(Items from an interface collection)
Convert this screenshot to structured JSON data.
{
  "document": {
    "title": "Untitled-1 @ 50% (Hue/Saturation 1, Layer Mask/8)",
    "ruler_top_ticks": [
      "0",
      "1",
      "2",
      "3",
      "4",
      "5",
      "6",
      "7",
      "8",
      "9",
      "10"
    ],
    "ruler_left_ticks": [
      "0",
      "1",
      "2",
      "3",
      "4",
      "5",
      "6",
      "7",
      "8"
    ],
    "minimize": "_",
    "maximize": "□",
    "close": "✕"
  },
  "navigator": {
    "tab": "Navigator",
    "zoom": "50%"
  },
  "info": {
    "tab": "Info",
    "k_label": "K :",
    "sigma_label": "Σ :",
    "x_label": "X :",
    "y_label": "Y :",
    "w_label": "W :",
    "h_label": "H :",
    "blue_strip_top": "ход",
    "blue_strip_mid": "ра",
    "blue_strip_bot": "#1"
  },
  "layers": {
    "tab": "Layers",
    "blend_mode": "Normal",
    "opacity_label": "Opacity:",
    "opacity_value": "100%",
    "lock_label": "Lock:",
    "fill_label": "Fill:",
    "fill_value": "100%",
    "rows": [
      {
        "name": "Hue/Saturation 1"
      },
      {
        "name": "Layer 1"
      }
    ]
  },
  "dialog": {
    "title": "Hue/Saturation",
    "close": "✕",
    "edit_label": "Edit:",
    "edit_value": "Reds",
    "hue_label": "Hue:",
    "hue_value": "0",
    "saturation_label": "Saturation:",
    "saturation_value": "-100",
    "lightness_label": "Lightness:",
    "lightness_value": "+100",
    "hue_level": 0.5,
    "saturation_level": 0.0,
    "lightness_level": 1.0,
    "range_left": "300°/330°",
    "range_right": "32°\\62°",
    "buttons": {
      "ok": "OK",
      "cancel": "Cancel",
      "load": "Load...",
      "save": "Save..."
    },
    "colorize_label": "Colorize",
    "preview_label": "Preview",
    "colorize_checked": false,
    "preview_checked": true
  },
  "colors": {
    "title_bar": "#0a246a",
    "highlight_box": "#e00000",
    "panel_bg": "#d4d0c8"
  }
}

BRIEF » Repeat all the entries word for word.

RESPONSE TO THIS TASK »
Convert this screenshot to structured JSON data.
{
  "document": {
    "title": "Untitled-1 @ 50% (Hue/Saturation 1, Layer Mask/8)",
    "ruler_top_ticks": [
      "0",
      "1",
      "2",
      "3",
      "4",
      "5",
      "6",
      "7",
      "8",
      "9",
      "10"
    ],
    "ruler_left_ticks": [
      "0",
      "1",
      "2",
      "3",
      "4",
      "5",
      "6",
      "7",
      "8"
    ],
    "minimize": "_",
    "maximize": "□",
    "close": "✕"
  },
  "navigator": {
    "tab": "Navigator",
    "zoom": "50%"
  },
  "info": {
    "tab": "Info",
    "k_label": "K :",
    "sigma_label": "Σ :",
    "x_label": "X :",
    "y_label": "Y :",
    "w_label": "W :",
    "h_label": "H :",
    "blue_strip_top": "ход",
    "blue_strip_mid": "ра",
    "blue_strip_bot": "#1"
  },
  "layers": {
    "tab": "Layers",
    "blend_mode": "Normal",
    "opacity_label": "Opacity:",
    "opacity_value": "100%",
    "lock_label": "Lock:",
    "fill_label": "Fill:",
    "fill_value": "100%",
    "rows": [
      {
        "name": "Hue/Saturation 1"
      },
      {
        "name": "Layer 1"
      }
    ]
  },
  "dialog": {
    "title": "Hue/Saturation",
    "close": "✕",
    "edit_label": "Edit:",
    "edit_value": "Reds",
    "hue_label": "Hue:",
    "hue_value": "0",
    "saturation_label": "Saturation:",
    "saturation_value": "-100",
    "lightness_label": "Lightness:",
    "lightness_value": "+100",
    "hue_level": 0.5,
    "saturation_level": 0.0,
    "lightness_level": 1.0,
    "range_left": "300°/330°",
    "range_right": "32°\\62°",
    "buttons": {
      "ok": "OK",
      "cancel": "Cancel",
      "load": "Load...",
      "save": "Save..."
    },
    "colorize_label": "Colorize",
    "preview_label": "Preview",
    "colorize_checked": false,
    "preview_checked": true
  },
  "colors": {
    "title_bar": "#0a246a",
    "highlight_box": "#e00000",
    "panel_bg": "#d4d0c8"
  }
}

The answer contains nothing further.